All entries below are to be returned exactly, with pictures left out.

[[ Data excerpts, beginning ]]

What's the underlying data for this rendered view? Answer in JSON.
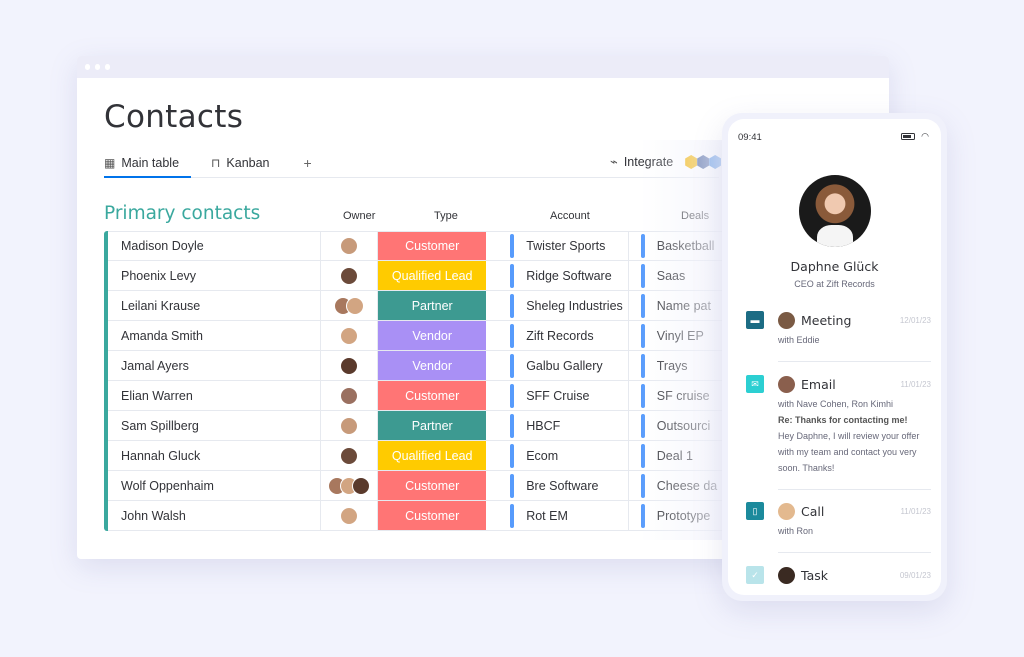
{
  "window": {
    "title": "Contacts",
    "tabs": [
      {
        "label": "Main table",
        "icon": "table-icon",
        "active": true
      },
      {
        "label": "Kanban",
        "icon": "kanban-icon",
        "active": false
      }
    ],
    "add_tab_label": "+",
    "integrate_label": "Integrate"
  },
  "group": {
    "title": "Primary contacts",
    "color": "#3aa89e",
    "columns": {
      "owner": "Owner",
      "type": "Type",
      "account": "Account",
      "deals": "Deals"
    }
  },
  "type_colors": {
    "Customer": "#ff7575",
    "Qualified Lead": "#ffcb00",
    "Partner": "#3d9a91",
    "Vendor": "#a990f5"
  },
  "rows": [
    {
      "name": "Madison Doyle",
      "owners": 1,
      "type": "Customer",
      "account": "Twister Sports",
      "deal": "Basketball"
    },
    {
      "name": "Phoenix Levy",
      "owners": 1,
      "type": "Qualified Lead",
      "account": "Ridge Software",
      "deal": "Saas"
    },
    {
      "name": "Leilani Krause",
      "owners": 2,
      "type": "Partner",
      "account": "Sheleg Industries",
      "deal": "Name pat"
    },
    {
      "name": "Amanda Smith",
      "owners": 1,
      "type": "Vendor",
      "account": "Zift Records",
      "deal": "Vinyl EP"
    },
    {
      "name": "Jamal Ayers",
      "owners": 1,
      "type": "Vendor",
      "account": "Galbu Gallery",
      "deal": "Trays"
    },
    {
      "name": "Elian Warren",
      "owners": 1,
      "type": "Customer",
      "account": "SFF Cruise",
      "deal": "SF cruise"
    },
    {
      "name": "Sam Spillberg",
      "owners": 1,
      "type": "Partner",
      "account": "HBCF",
      "deal": "Outsourci"
    },
    {
      "name": "Hannah Gluck",
      "owners": 1,
      "type": "Qualified Lead",
      "account": "Ecom",
      "deal": "Deal 1"
    },
    {
      "name": "Wolf Oppenhaim",
      "owners": 3,
      "type": "Customer",
      "account": "Bre Software",
      "deal": "Cheese da"
    },
    {
      "name": "John Walsh",
      "owners": 1,
      "type": "Customer",
      "account": "Rot EM",
      "deal": "Prototype"
    }
  ],
  "phone": {
    "time": "09:41",
    "profile": {
      "name": "Daphne Glück",
      "role": "CEO at Zift Records"
    },
    "activities": [
      {
        "title": "Meeting",
        "date": "12/01/23",
        "sub": "with Eddie",
        "icon": "calendar-icon",
        "color": "#1c6c84"
      },
      {
        "title": "Email",
        "date": "11/01/23",
        "sub": "with Nave Cohen, Ron Kimhi",
        "subject": "Re: Thanks for contacting me!",
        "body": "Hey Daphne, I will review your offer with my team and contact you very soon. Thanks!",
        "icon": "mail-icon",
        "color": "#2ccfd2"
      },
      {
        "title": "Call",
        "date": "11/01/23",
        "sub": "with Ron",
        "icon": "phone-icon",
        "color": "#1b8a9c"
      },
      {
        "title": "Task",
        "date": "09/01/23",
        "icon": "checkbox-icon",
        "color": "#b9e4ea"
      }
    ]
  }
}
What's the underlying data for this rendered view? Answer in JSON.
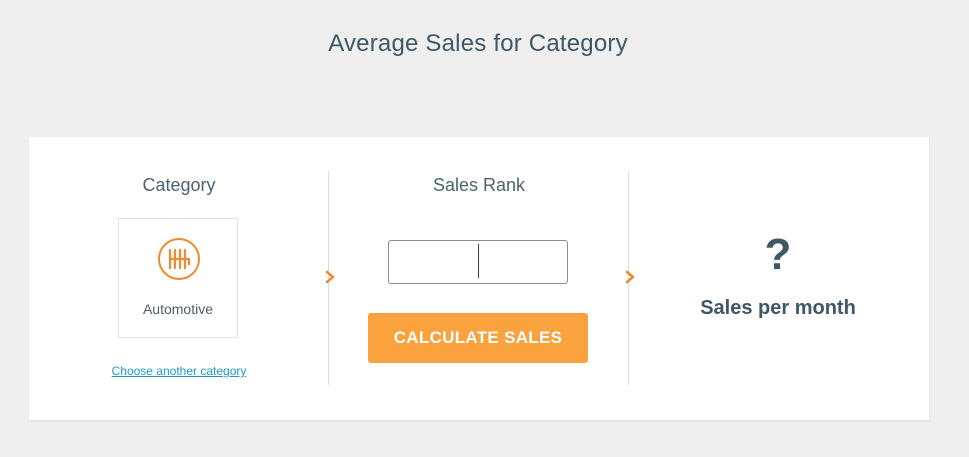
{
  "page": {
    "title": "Average Sales for Category"
  },
  "category": {
    "heading": "Category",
    "selected": "Automotive",
    "icon": "gear-shift-icon",
    "change_link": "Choose another category"
  },
  "rank": {
    "heading": "Sales Rank",
    "input_value": "",
    "button_label": "CALCULATE SALES"
  },
  "result": {
    "value": "?",
    "label": "Sales per month"
  },
  "colors": {
    "accent": "#f9a23e",
    "title_text": "#3f5866",
    "link": "#1c9bc4",
    "background": "#efefef",
    "card": "#ffffff"
  }
}
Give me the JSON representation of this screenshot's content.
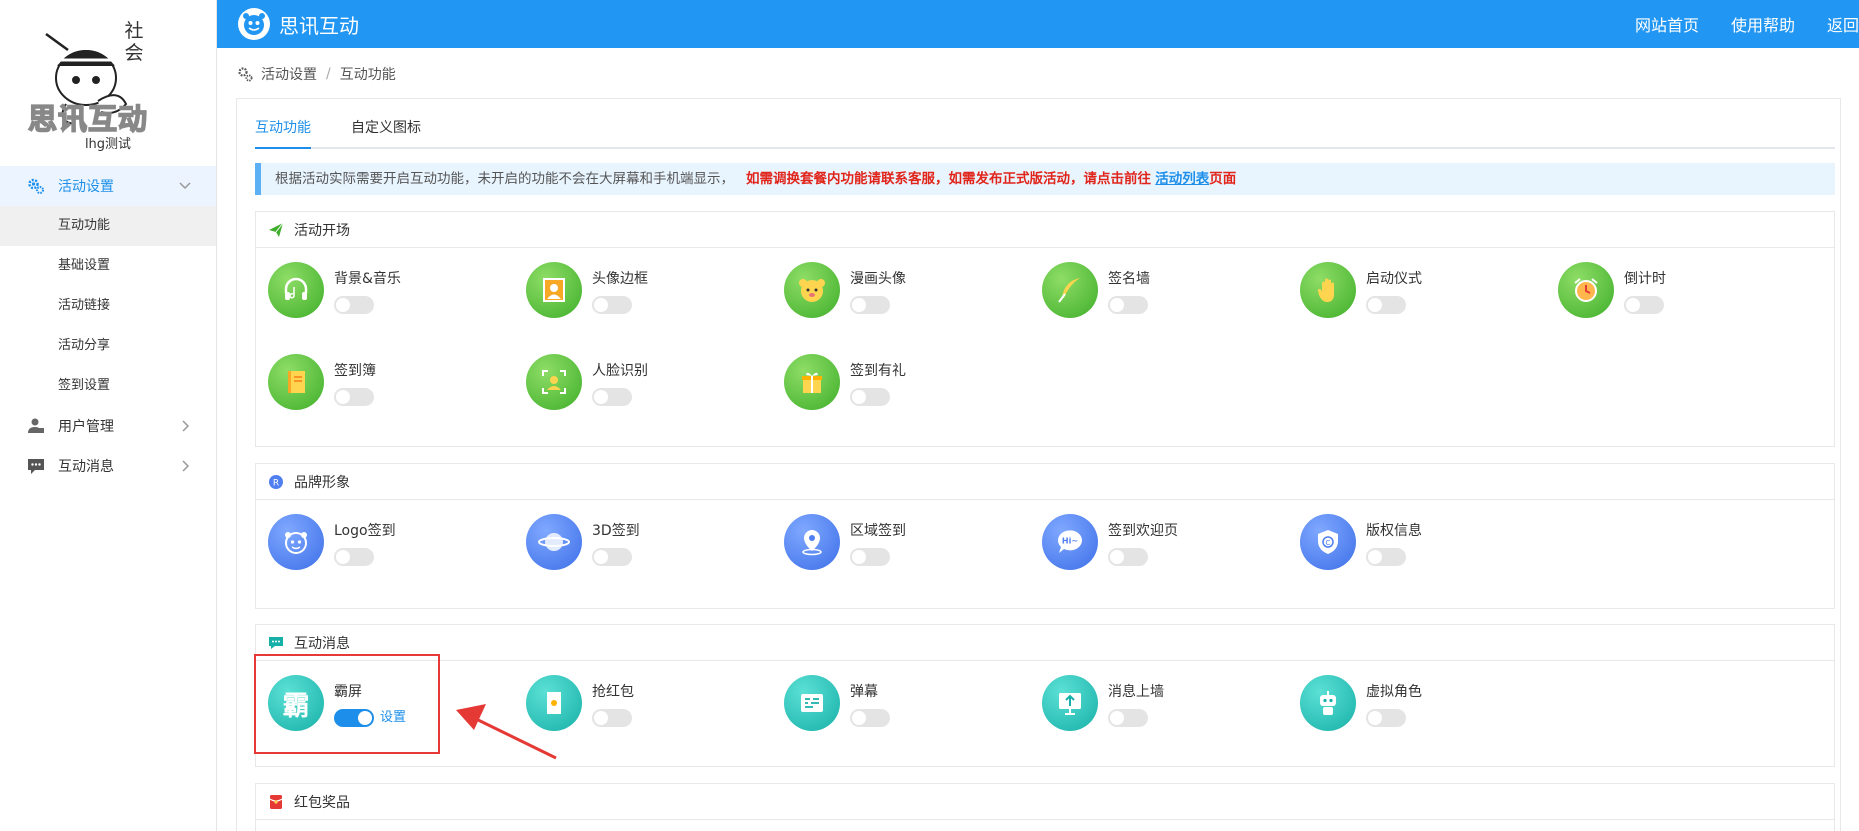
{
  "sidebar": {
    "logo_text": "思讯互动",
    "logo_stamp": "社会",
    "username": "lhg测试",
    "menu": [
      {
        "label": "活动设置",
        "children": [
          "互动功能",
          "基础设置",
          "活动链接",
          "活动分享",
          "签到设置"
        ]
      },
      {
        "label": "用户管理"
      },
      {
        "label": "互动消息"
      }
    ]
  },
  "topbar": {
    "title": "思讯互动",
    "links": [
      "网站首页",
      "使用帮助",
      "返回"
    ]
  },
  "breadcrumb": {
    "items": [
      "活动设置",
      "互动功能"
    ],
    "separator": "/"
  },
  "tabs": [
    "互动功能",
    "自定义图标"
  ],
  "notice": {
    "text": "根据活动实际需要开启互动功能，未开启的功能不会在大屏幕和手机端显示，",
    "warning": "如需调换套餐内功能请联系客服，如需发布正式版活动，请点击前往",
    "link": "活动列表",
    "suffix": "页面"
  },
  "sections": [
    {
      "title": "活动开场",
      "items": [
        {
          "name": "背景&音乐",
          "enabled": false
        },
        {
          "name": "头像边框",
          "enabled": false
        },
        {
          "name": "漫画头像",
          "enabled": false
        },
        {
          "name": "签名墙",
          "enabled": false
        },
        {
          "name": "启动仪式",
          "enabled": false
        },
        {
          "name": "倒计时",
          "enabled": false
        },
        {
          "name": "签到簿",
          "enabled": false
        },
        {
          "name": "人脸识别",
          "enabled": false
        },
        {
          "name": "签到有礼",
          "enabled": false
        }
      ]
    },
    {
      "title": "品牌形象",
      "items": [
        {
          "name": "Logo签到",
          "enabled": false
        },
        {
          "name": "3D签到",
          "enabled": false
        },
        {
          "name": "区域签到",
          "enabled": false
        },
        {
          "name": "签到欢迎页",
          "enabled": false
        },
        {
          "name": "版权信息",
          "enabled": false
        }
      ]
    },
    {
      "title": "互动消息",
      "items": [
        {
          "name": "霸屏",
          "enabled": true,
          "settings_label": "设置",
          "icon_char": "霸"
        },
        {
          "name": "抢红包",
          "enabled": false
        },
        {
          "name": "弹幕",
          "enabled": false
        },
        {
          "name": "消息上墙",
          "enabled": false
        },
        {
          "name": "虚拟角色",
          "enabled": false
        }
      ]
    },
    {
      "title": "红包奖品",
      "items": []
    }
  ],
  "colors": {
    "accent": "#1d8fea",
    "topbar": "#2196f3",
    "warning": "#e1251b",
    "highlight": "#e53935"
  }
}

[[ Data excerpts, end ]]

## Your solution
What's the underlying data for this rendered view? Answer in JSON.
{
  "window": {
    "title": "Contacts",
    "tabs": [
      {
        "label": "Main table",
        "icon": "table-icon",
        "active": true
      },
      {
        "label": "Kanban",
        "icon": "kanban-icon",
        "active": false
      }
    ],
    "add_tab_label": "+",
    "integrate_label": "Integrate"
  },
  "group": {
    "title": "Primary contacts",
    "color": "#3aa89e",
    "columns": {
      "owner": "Owner",
      "type": "Type",
      "account": "Account",
      "deals": "Deals"
    }
  },
  "type_colors": {
    "Customer": "#ff7575",
    "Qualified Lead": "#ffcb00",
    "Partner": "#3d9a91",
    "Vendor": "#a990f5"
  },
  "rows": [
    {
      "name": "Madison Doyle",
      "owners": 1,
      "type": "Customer",
      "account": "Twister Sports",
      "deal": "Basketball"
    },
    {
      "name": "Phoenix Levy",
      "owners": 1,
      "type": "Qualified Lead",
      "account": "Ridge Software",
      "deal": "Saas"
    },
    {
      "name": "Leilani Krause",
      "owners": 2,
      "type": "Partner",
      "account": "Sheleg Industries",
      "deal": "Name pat"
    },
    {
      "name": "Amanda Smith",
      "owners": 1,
      "type": "Vendor",
      "account": "Zift Records",
      "deal": "Vinyl EP"
    },
    {
      "name": "Jamal Ayers",
      "owners": 1,
      "type": "Vendor",
      "account": "Galbu Gallery",
      "deal": "Trays"
    },
    {
      "name": "Elian Warren",
      "owners": 1,
      "type": "Customer",
      "account": "SFF Cruise",
      "deal": "SF cruise"
    },
    {
      "name": "Sam Spillberg",
      "owners": 1,
      "type": "Partner",
      "account": "HBCF",
      "deal": "Outsourci"
    },
    {
      "name": "Hannah Gluck",
      "owners": 1,
      "type": "Qualified Lead",
      "account": "Ecom",
      "deal": "Deal 1"
    },
    {
      "name": "Wolf Oppenhaim",
      "owners": 3,
      "type": "Customer",
      "account": "Bre Software",
      "deal": "Cheese da"
    },
    {
      "name": "John Walsh",
      "owners": 1,
      "type": "Customer",
      "account": "Rot EM",
      "deal": "Prototype"
    }
  ],
  "phone": {
    "time": "09:41",
    "profile": {
      "name": "Daphne Glück",
      "role": "CEO at Zift Records"
    },
    "activities": [
      {
        "title": "Meeting",
        "date": "12/01/23",
        "sub": "with Eddie",
        "icon": "calendar-icon",
        "color": "#1c6c84"
      },
      {
        "title": "Email",
        "date": "11/01/23",
        "sub": "with Nave Cohen, Ron Kimhi",
        "subject": "Re: Thanks for contacting me!",
        "body": "Hey Daphne, I will review your offer with my team and contact you very soon. Thanks!",
        "icon": "mail-icon",
        "color": "#2ccfd2"
      },
      {
        "title": "Call",
        "date": "11/01/23",
        "sub": "with Ron",
        "icon": "phone-icon",
        "color": "#1b8a9c"
      },
      {
        "title": "Task",
        "date": "09/01/23",
        "icon": "checkbox-icon",
        "color": "#b9e4ea"
      }
    ]
  }
}
What's the underlying data for this rendered view? Answer in JSON.
{
  "page": {
    "title": "Average Sales for Category"
  },
  "category": {
    "heading": "Category",
    "selected": "Automotive",
    "icon": "gear-shift-icon",
    "change_link": "Choose another category"
  },
  "rank": {
    "heading": "Sales Rank",
    "input_value": "",
    "button_label": "CALCULATE SALES"
  },
  "result": {
    "value": "?",
    "label": "Sales per month"
  },
  "colors": {
    "accent": "#f9a23e",
    "title_text": "#3f5866",
    "link": "#1c9bc4",
    "background": "#efefef",
    "card": "#ffffff"
  }
}
Give me the JSON representation of this screenshot's content.
{
  "sidebar": {
    "logo_text": "思讯互动",
    "logo_stamp": "社会",
    "username": "lhg测试",
    "menu": [
      {
        "label": "活动设置",
        "children": [
          "互动功能",
          "基础设置",
          "活动链接",
          "活动分享",
          "签到设置"
        ]
      },
      {
        "label": "用户管理"
      },
      {
        "label": "互动消息"
      }
    ]
  },
  "topbar": {
    "title": "思讯互动",
    "links": [
      "网站首页",
      "使用帮助",
      "返回"
    ]
  },
  "breadcrumb": {
    "items": [
      "活动设置",
      "互动功能"
    ],
    "separator": "/"
  },
  "tabs": [
    "互动功能",
    "自定义图标"
  ],
  "notice": {
    "text": "根据活动实际需要开启互动功能，未开启的功能不会在大屏幕和手机端显示，",
    "warning": "如需调换套餐内功能请联系客服，如需发布正式版活动，请点击前往",
    "link": "活动列表",
    "suffix": "页面"
  },
  "sections": [
    {
      "title": "活动开场",
      "items": [
        {
          "name": "背景&音乐",
          "enabled": false
        },
        {
          "name": "头像边框",
          "enabled": false
        },
        {
          "name": "漫画头像",
          "enabled": false
        },
        {
          "name": "签名墙",
          "enabled": false
        },
        {
          "name": "启动仪式",
          "enabled": false
        },
        {
          "name": "倒计时",
          "enabled": false
        },
        {
          "name": "签到簿",
          "enabled": false
        },
        {
          "name": "人脸识别",
          "enabled": false
        },
        {
          "name": "签到有礼",
          "enabled": false
        }
      ]
    },
    {
      "title": "品牌形象",
      "items": [
        {
          "name": "Logo签到",
          "enabled": false
        },
        {
          "name": "3D签到",
          "enabled": false
        },
        {
          "name": "区域签到",
          "enabled": false
        },
        {
          "name": "签到欢迎页",
          "enabled": false
        },
        {
          "name": "版权信息",
          "enabled": false
        }
      ]
    },
    {
      "title": "互动消息",
      "items": [
        {
          "name": "霸屏",
          "enabled": true,
          "settings_label": "设置",
          "icon_char": "霸"
        },
        {
          "name": "抢红包",
          "enabled": false
        },
        {
          "name": "弹幕",
          "enabled": false
        },
        {
          "name": "消息上墙",
          "enabled": false
        },
        {
          "name": "虚拟角色",
          "enabled": false
        }
      ]
    },
    {
      "title": "红包奖品",
      "items": []
    }
  ],
  "colors": {
    "accent": "#1d8fea",
    "topbar": "#2196f3",
    "warning": "#e1251b",
    "highlight": "#e53935"
  }
}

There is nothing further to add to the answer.